In other responses to the survey and general observations of conversations held between students, race and socioeconomic status are frequently brought up. Students are even regularly told not to use the shared stairwell to avoid negative interactions with students from BFHS.
Another perspective an SLA student gave was, “I think it’s full of gossip and some fear because of the stigma that everyone there fights and gets arrested. I think it’s a very single story and that only the crazy incidents are ones we hear about, so it really colors our perspective of the school.”

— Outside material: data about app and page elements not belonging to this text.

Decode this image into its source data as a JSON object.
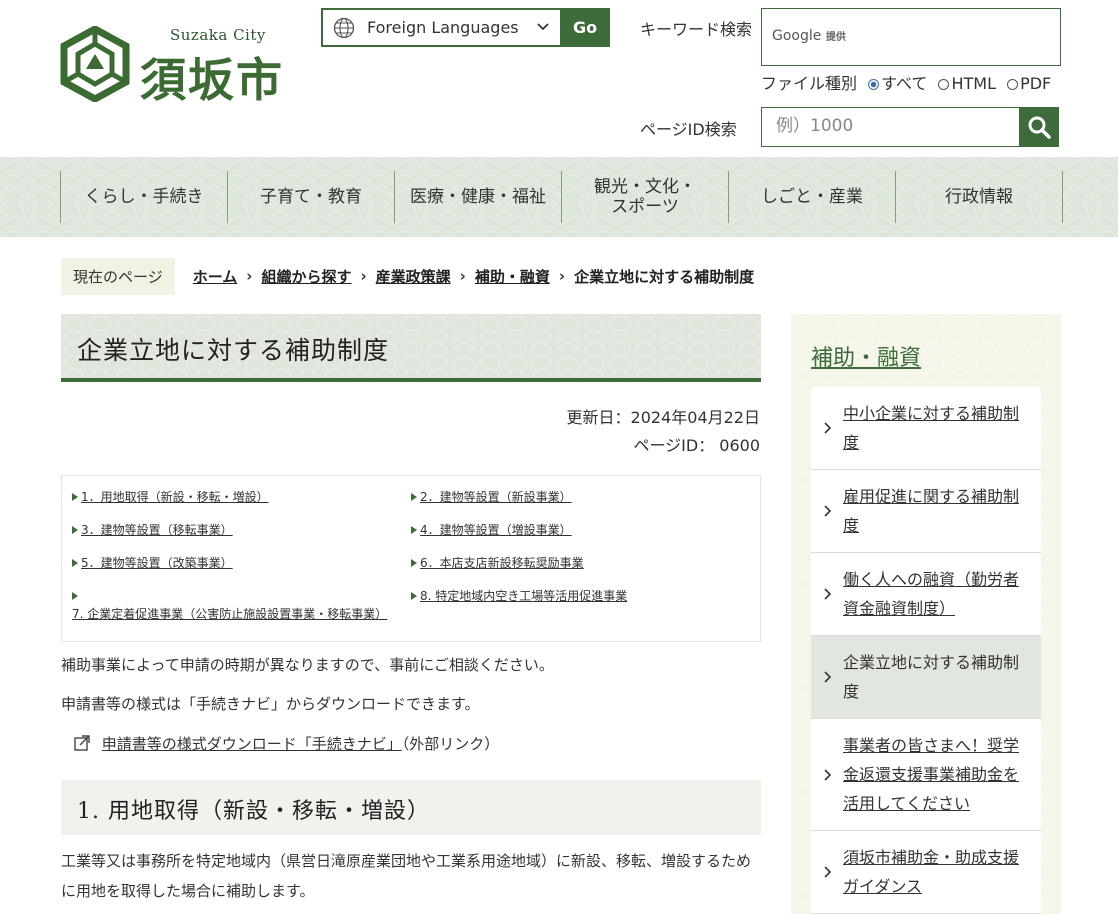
{
  "header": {
    "logo_sub": "Suzaka City",
    "logo_name": "須坂市",
    "lang_select": "Foreign Languages",
    "go_label": "Go",
    "keyword_label": "キーワード検索",
    "google_text": "Google",
    "google_provided": "提供",
    "filetype_label": "ファイル種別",
    "filetype_options": [
      "すべて",
      "HTML",
      "PDF"
    ],
    "pageid_label": "ページID検索",
    "pageid_placeholder": "例）1000"
  },
  "nav": [
    "くらし・手続き",
    "子育て・教育",
    "医療・健康・福祉",
    "観光・文化・スポーツ",
    "しごと・産業",
    "行政情報"
  ],
  "breadcrumb": {
    "current_label": "現在のページ",
    "items": [
      "ホーム",
      "組織から探す",
      "産業政策課",
      "補助・融資"
    ],
    "last": "企業立地に対する補助制度"
  },
  "page": {
    "title": "企業立地に対する補助制度",
    "updated": "更新日：2024年04月22日",
    "page_id": "ページID： 0600"
  },
  "toc": [
    "1．用地取得（新設・移転・増設）",
    "2．建物等設置（新設事業）",
    "3．建物等設置（移転事業）",
    "4．建物等設置（増設事業）",
    "5．建物等設置（改築事業）",
    "6．本店支店新設移転奨励事業",
    "7. 企業定着促進事業（公害防止施設設置事業・移転事業）",
    "8. 特定地域内空き工場等活用促進事業"
  ],
  "body": {
    "p1": "補助事業によって申請の時期が異なりますので、事前にご相談ください。",
    "p2": "申請書等の様式は「手続きナビ」からダウンロードできます。",
    "ext_link": "申請書等の様式ダウンロード「手続きナビ」",
    "ext_suffix": "（外部リンク）",
    "h2": "1.  用地取得（新設・移転・増設）",
    "p3": "工業等又は事務所を特定地域内（県営日滝原産業団地や工業系用途地域）に新設、移転、増設するために用地を取得した場合に補助します。"
  },
  "side": {
    "title": "補助・融資",
    "items": [
      "中小企業に対する補助制度",
      "雇用促進に関する補助制度",
      "働く人への融資（勤労者資金融資制度）",
      "企業立地に対する補助制度",
      "事業者の皆さまへ！奨学金返還支援事業補助金を活用してください",
      "須坂市補助金・助成支援ガイダンス"
    ]
  },
  "colors": {
    "brand_green": "#3d6b3a",
    "nav_bg": "#dde6da",
    "side_current": "#e1e7de"
  }
}
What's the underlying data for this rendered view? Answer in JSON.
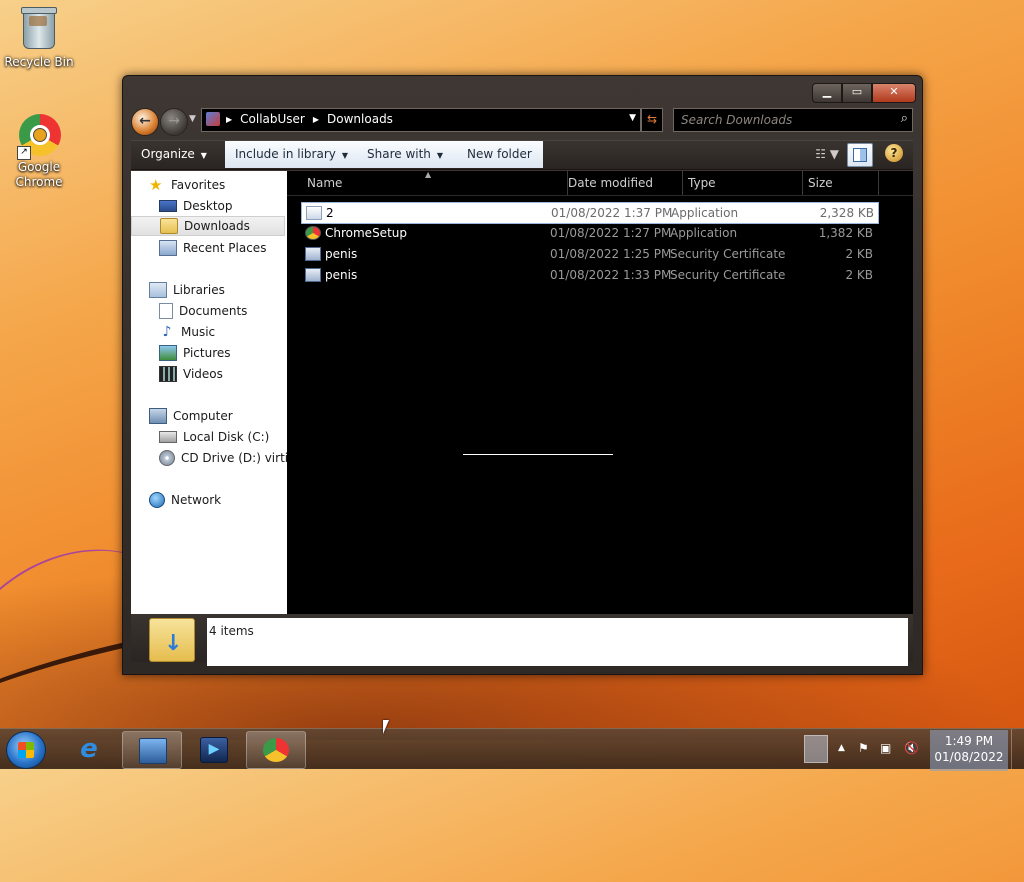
{
  "desktop": {
    "icons": [
      {
        "label": "Recycle Bin"
      },
      {
        "label": "Google Chrome"
      }
    ]
  },
  "window": {
    "breadcrumb": [
      "CollabUser",
      "Downloads"
    ],
    "search_placeholder": "Search Downloads",
    "toolbar": {
      "organize": "Organize",
      "include_in_library": "Include in library",
      "share_with": "Share with",
      "new_folder": "New folder"
    },
    "nav": {
      "favorites": "Favorites",
      "desktop": "Desktop",
      "downloads": "Downloads",
      "recent_places": "Recent Places",
      "libraries": "Libraries",
      "documents": "Documents",
      "music": "Music",
      "pictures": "Pictures",
      "videos": "Videos",
      "computer": "Computer",
      "local_disk": "Local Disk (C:)",
      "cd_drive": "CD Drive (D:) virtio-w",
      "network": "Network"
    },
    "columns": {
      "name": "Name",
      "date_modified": "Date modified",
      "type": "Type",
      "size": "Size"
    },
    "files": [
      {
        "name": "2",
        "date": "01/08/2022 1:37 PM",
        "type": "Application",
        "size": "2,328 KB",
        "icon": "application-icon"
      },
      {
        "name": "ChromeSetup",
        "date": "01/08/2022 1:27 PM",
        "type": "Application",
        "size": "1,382 KB",
        "icon": "chrome-setup-icon"
      },
      {
        "name": "penis",
        "date": "01/08/2022 1:25 PM",
        "type": "Security Certificate",
        "size": "2 KB",
        "icon": "certificate-icon"
      },
      {
        "name": "penis",
        "date": "01/08/2022 1:33 PM",
        "type": "Security Certificate",
        "size": "2 KB",
        "icon": "certificate-icon"
      }
    ],
    "selected_file_index": 0,
    "status": "4 items"
  },
  "taskbar": {
    "clock_time": "1:49 PM",
    "clock_date": "01/08/2022"
  }
}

This division makes it hard for both student bodies to understand each other, let alone interact with each other. While sports teams at both schools are cooperative teams, no intentional effort is dedicated to bringing the two schools closer together. They share a building, but they should share some form of community as well, and it should be a necessity to explore strategies to make that happen.